__What is being asked__. Every record below should be repeated exactly. Omit the pictures.

__Records for processing__.
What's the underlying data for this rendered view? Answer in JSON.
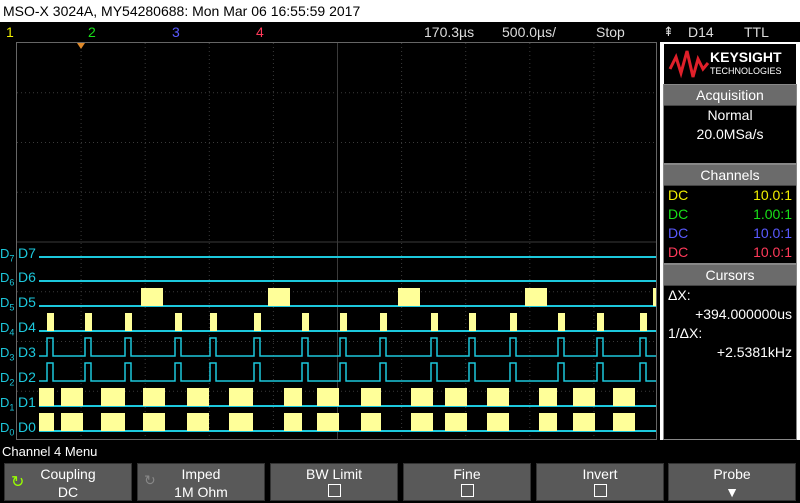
{
  "title": "MSO-X 3024A, MY54280688: Mon Mar 06 16:55:59 2017",
  "status": {
    "ch1": "1",
    "ch2": "2",
    "ch3": "3",
    "ch4": "4",
    "delay": "170.3µs",
    "timebase": "500.0µs/",
    "run_state": "Stop",
    "trigger_src": "D14",
    "trigger_level": "TTL"
  },
  "logo": {
    "brand": "KEYSIGHT",
    "sub": "TECHNOLOGIES"
  },
  "acquisition": {
    "header": "Acquisition",
    "mode": "Normal",
    "rate": "20.0MSa/s"
  },
  "channels": {
    "header": "Channels",
    "rows": [
      {
        "coupling": "DC",
        "probe": "10.0:1",
        "color": "#f2f000"
      },
      {
        "coupling": "DC",
        "probe": "1.00:1",
        "color": "#19e019"
      },
      {
        "coupling": "DC",
        "probe": "10.0:1",
        "color": "#5a5aff"
      },
      {
        "coupling": "DC",
        "probe": "10.0:1",
        "color": "#ff3a5a"
      }
    ]
  },
  "cursors": {
    "header": "Cursors",
    "dx_label": "ΔX:",
    "dx_value": "+394.000000us",
    "inv_label": "1/ΔX:",
    "inv_value": "+2.5381kHz"
  },
  "digital": [
    {
      "sub": "7",
      "name": "D7"
    },
    {
      "sub": "6",
      "name": "D6"
    },
    {
      "sub": "5",
      "name": "D5"
    },
    {
      "sub": "4",
      "name": "D4"
    },
    {
      "sub": "3",
      "name": "D3"
    },
    {
      "sub": "2",
      "name": "D2"
    },
    {
      "sub": "1",
      "name": "D1"
    },
    {
      "sub": "0",
      "name": "D0"
    }
  ],
  "menu_title": "Channel 4 Menu",
  "softkeys": [
    {
      "label": "Coupling",
      "value": "DC"
    },
    {
      "label": "Imped",
      "value": "1M Ohm"
    },
    {
      "label": "BW Limit",
      "value": ""
    },
    {
      "label": "Fine",
      "value": ""
    },
    {
      "label": "Invert",
      "value": ""
    },
    {
      "label": "Probe",
      "value": ""
    }
  ],
  "colors": {
    "digital_trace": "#1cc8dc",
    "digital_fill": "#ffff99",
    "grid": "#3a3a3a"
  }
}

__Result of the task__.
What's the underlying data for this rendered view? Answer in JSON.
{
  "title": "MSO-X 3024A, MY54280688: Mon Mar 06 16:55:59 2017",
  "status": {
    "ch1": "1",
    "ch2": "2",
    "ch3": "3",
    "ch4": "4",
    "delay": "170.3µs",
    "timebase": "500.0µs/",
    "run_state": "Stop",
    "trigger_src": "D14",
    "trigger_level": "TTL"
  },
  "logo": {
    "brand": "KEYSIGHT",
    "sub": "TECHNOLOGIES"
  },
  "acquisition": {
    "header": "Acquisition",
    "mode": "Normal",
    "rate": "20.0MSa/s"
  },
  "channels": {
    "header": "Channels",
    "rows": [
      {
        "coupling": "DC",
        "probe": "10.0:1",
        "color": "#f2f000"
      },
      {
        "coupling": "DC",
        "probe": "1.00:1",
        "color": "#19e019"
      },
      {
        "coupling": "DC",
        "probe": "10.0:1",
        "color": "#5a5aff"
      },
      {
        "coupling": "DC",
        "probe": "10.0:1",
        "color": "#ff3a5a"
      }
    ]
  },
  "cursors": {
    "header": "Cursors",
    "dx_label": "ΔX:",
    "dx_value": "+394.000000us",
    "inv_label": "1/ΔX:",
    "inv_value": "+2.5381kHz"
  },
  "digital": [
    {
      "sub": "7",
      "name": "D7"
    },
    {
      "sub": "6",
      "name": "D6"
    },
    {
      "sub": "5",
      "name": "D5"
    },
    {
      "sub": "4",
      "name": "D4"
    },
    {
      "sub": "3",
      "name": "D3"
    },
    {
      "sub": "2",
      "name": "D2"
    },
    {
      "sub": "1",
      "name": "D1"
    },
    {
      "sub": "0",
      "name": "D0"
    }
  ],
  "menu_title": "Channel 4 Menu",
  "softkeys": [
    {
      "label": "Coupling",
      "value": "DC"
    },
    {
      "label": "Imped",
      "value": "1M Ohm"
    },
    {
      "label": "BW Limit",
      "value": ""
    },
    {
      "label": "Fine",
      "value": ""
    },
    {
      "label": "Invert",
      "value": ""
    },
    {
      "label": "Probe",
      "value": ""
    }
  ],
  "colors": {
    "digital_trace": "#1cc8dc",
    "digital_fill": "#ffff99",
    "grid": "#3a3a3a"
  }
}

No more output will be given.